Pros:
1. My friend Camille gave me the idea
2. I’m less likely to be chased by a dog
3. Being in a frog costume makes me feel brave

Cons:
1. Not everyone loves wearing a frog costume as much as me
2. If you start getting bossy about your frog costume then your friend will get up and leave
3. A frog is NOT a solitary creature so it is no fun for a frog if his friend gets up and leaves

Luckily, he won’t have to choose, because true friendship means accepting each other’s differences: he can be himself and have his friend Camille.

About The Author

Sue deGennaro is the illustrator of eleven picture books. The Pros & Cons of Being a Frog is the first picture book that she also wrote. It was shortlisted for the Childrens Book Council’s Book of the Year Award and received a Notable Award in the picture book category in her native Australia. Visit her online at SuedeGennaro.com.
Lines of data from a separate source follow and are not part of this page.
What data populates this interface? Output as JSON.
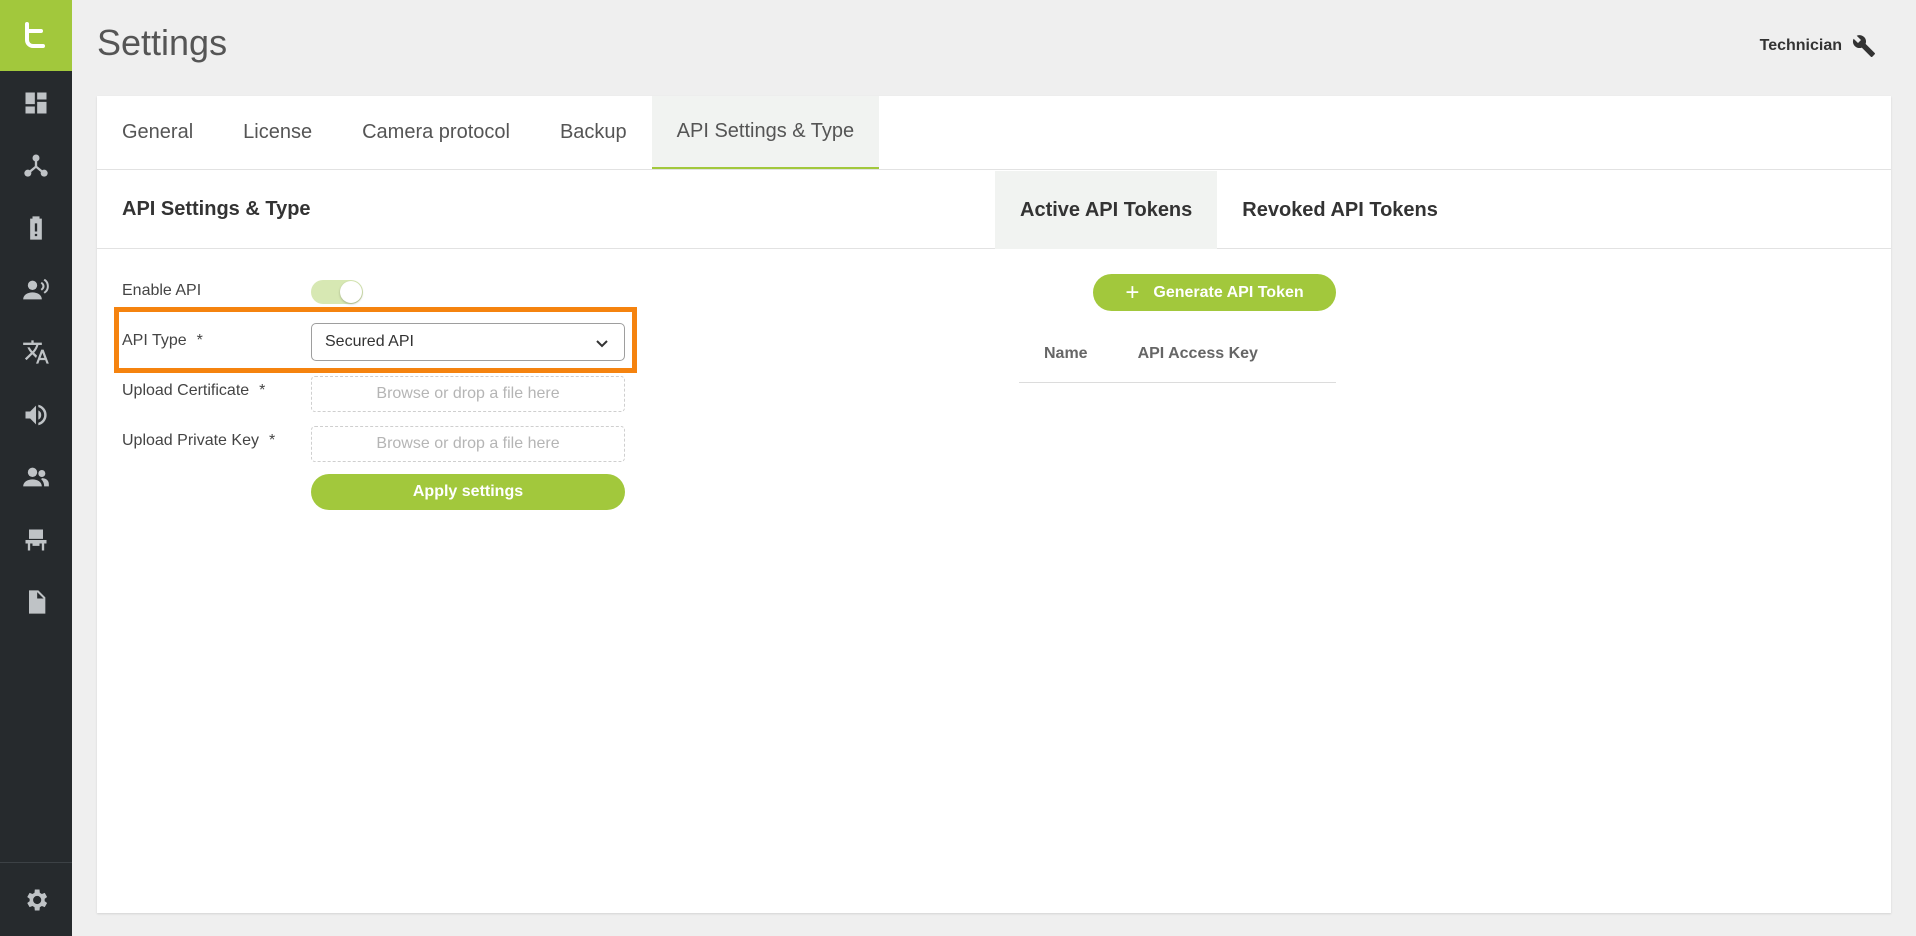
{
  "app": {
    "logo_letter": "t",
    "brand_color": "#a2c83c"
  },
  "header": {
    "title": "Settings",
    "user_label": "Technician",
    "user_icon": "wrench-icon"
  },
  "sidebar": {
    "items": [
      {
        "icon": "dashboard-icon"
      },
      {
        "icon": "network-icon"
      },
      {
        "icon": "battery-icon"
      },
      {
        "icon": "speaker-person-icon"
      },
      {
        "icon": "translate-icon"
      },
      {
        "icon": "volume-icon"
      },
      {
        "icon": "users-icon"
      },
      {
        "icon": "seat-icon"
      },
      {
        "icon": "document-icon"
      }
    ],
    "bottom_icon": "gear-icon"
  },
  "tabs": [
    "General",
    "License",
    "Camera protocol",
    "Backup",
    "API Settings & Type"
  ],
  "active_tab": "API Settings & Type",
  "section": {
    "title": "API Settings & Type",
    "token_tabs": [
      "Active API Tokens",
      "Revoked API Tokens"
    ]
  },
  "form": {
    "enable_api_label": "Enable API",
    "enable_api_value": true,
    "api_type_label": "API Type",
    "api_type_value": "Secured API",
    "required_mark": "*",
    "upload_certificate_label": "Upload Certificate",
    "upload_certificate_placeholder": "Browse or drop a file here",
    "upload_private_key_label": "Upload Private Key",
    "upload_private_key_placeholder": "Browse or drop a file here",
    "apply_label": "Apply settings"
  },
  "tokens": {
    "generate_label": "Generate API Token",
    "plus": "+",
    "columns": [
      "Name",
      "API Access Key"
    ]
  },
  "colors": {
    "accent": "#a2c83c",
    "highlight": "#f5830f",
    "sidebar": "#262a2d"
  }
}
About The Illustrator

Sue deGennaro is the illustrator of eleven picture books. The Pros & Cons of Being a Frog is the first picture book that she also wrote. It was shortlisted for the Childrens Book Council’s Book of the Year Award and received a Notable Award in the picture book category in her native Australia. Visit her online at SuedeGennaro.com.
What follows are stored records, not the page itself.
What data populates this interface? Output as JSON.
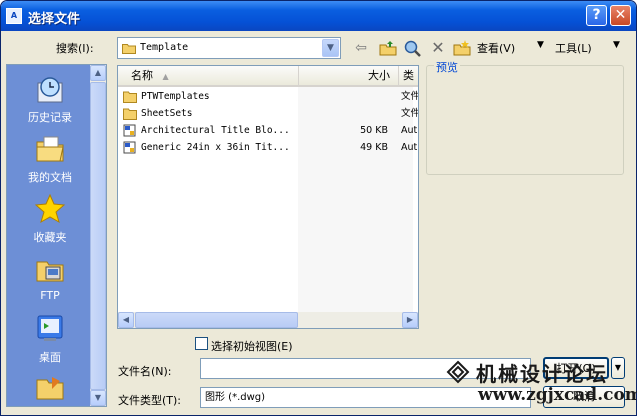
{
  "window": {
    "app_icon": "A",
    "title": "选择文件",
    "help_label": "?",
    "close_label": "✕"
  },
  "toolbar": {
    "look_in_label": "搜索(I):",
    "look_in_value": "Template",
    "view_label": "查看(V)",
    "tools_label": "工具(L)",
    "icons": [
      "back-arrow-icon",
      "up-folder-icon",
      "search-web-icon",
      "delete-icon",
      "create-folder-icon",
      "views-icon",
      "tools-icon"
    ]
  },
  "places": {
    "items": [
      {
        "label": "历史记录",
        "icon": "history-icon"
      },
      {
        "label": "我的文档",
        "icon": "my-documents-icon"
      },
      {
        "label": "收藏夹",
        "icon": "favorites-icon"
      },
      {
        "label": "FTP",
        "icon": "ftp-icon"
      },
      {
        "label": "桌面",
        "icon": "desktop-icon"
      },
      {
        "label": "",
        "icon": "buzzsaw-icon"
      }
    ]
  },
  "file_list": {
    "columns": {
      "name": "名称",
      "size": "大小",
      "type": "类"
    },
    "rows": [
      {
        "name": "PTWTemplates",
        "size": "",
        "type": "文件",
        "kind": "folder"
      },
      {
        "name": "SheetSets",
        "size": "",
        "type": "文件",
        "kind": "folder"
      },
      {
        "name": "Architectural Title Blo...",
        "size": "50 KB",
        "type": "Aut",
        "kind": "dwt"
      },
      {
        "name": "Generic 24in x 36in Tit...",
        "size": "49 KB",
        "type": "Aut",
        "kind": "dwt"
      }
    ]
  },
  "preview": {
    "label": "预览"
  },
  "initial_view": {
    "label": "选择初始视图(E)",
    "checked": false
  },
  "file_name": {
    "label": "文件名(N):",
    "value": ""
  },
  "file_type": {
    "label": "文件类型(T):",
    "value": "图形 (*.dwg)"
  },
  "buttons": {
    "open": "打开(O)",
    "cancel": "取消"
  },
  "watermark": {
    "text": "机械设计论坛",
    "url": "www.zgjxcad.com"
  }
}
Raves and Reviews

This celebration of differences displays great respect for readers' intelligence and yields more with each reading.

– Kirkus, STARRED REVIEW

The boy’s costume-making and Camille’s fondness for math defy gender stereotypes, while Camille’s quirks are typical of children whose intellectual abilities outstrip their social skills. Their mutual recognition of each other’s gifts and habits should be a welcome example for children forging their own friendships.

 

– Publishers Weekly

Set against a soothing beige backdrop, the illustrations are rendered in collage, Conte crayon, and pencil and ink. They are detailed yet playful and invite readers to linger over each page. Marvelous images of numbers and graphs are peppered throughout, and the sketches of frogs beg to be closely examined.

– School Library Journal

In this playful, multilayered story about friendship, a boy who likes to dress up as animals meets a girl who loves numbers. When our narrator first meets Camille, he’s dressed as a cat and is being chased by a dog (“It was more attention than I wanted”). Camille, who “loves math so much that some days she only talks in numbers,” suggests he try a new animal, and the two forge a friendship as they try to make a perfect frog costume. When the frustrations of the task lead to a spat, the boy drafts an apology via a list of the pros and cons of being a frog. The collage illustrations are detailed and whimsical. Math-loving Camille is often depicted against a backdrop of graphs and numbers. “I’ve worked out that 23 is yes and 17 is no,” says the boy, and when the two fight, Camille storms off the page, a cluster of 17s floating along behind her. Lively, visually appealing, and an ultimately affirming tale of friendship.

– Booklist, 7/7/16

Awards and Honors

  • USBBY Outstanding International Books Honor List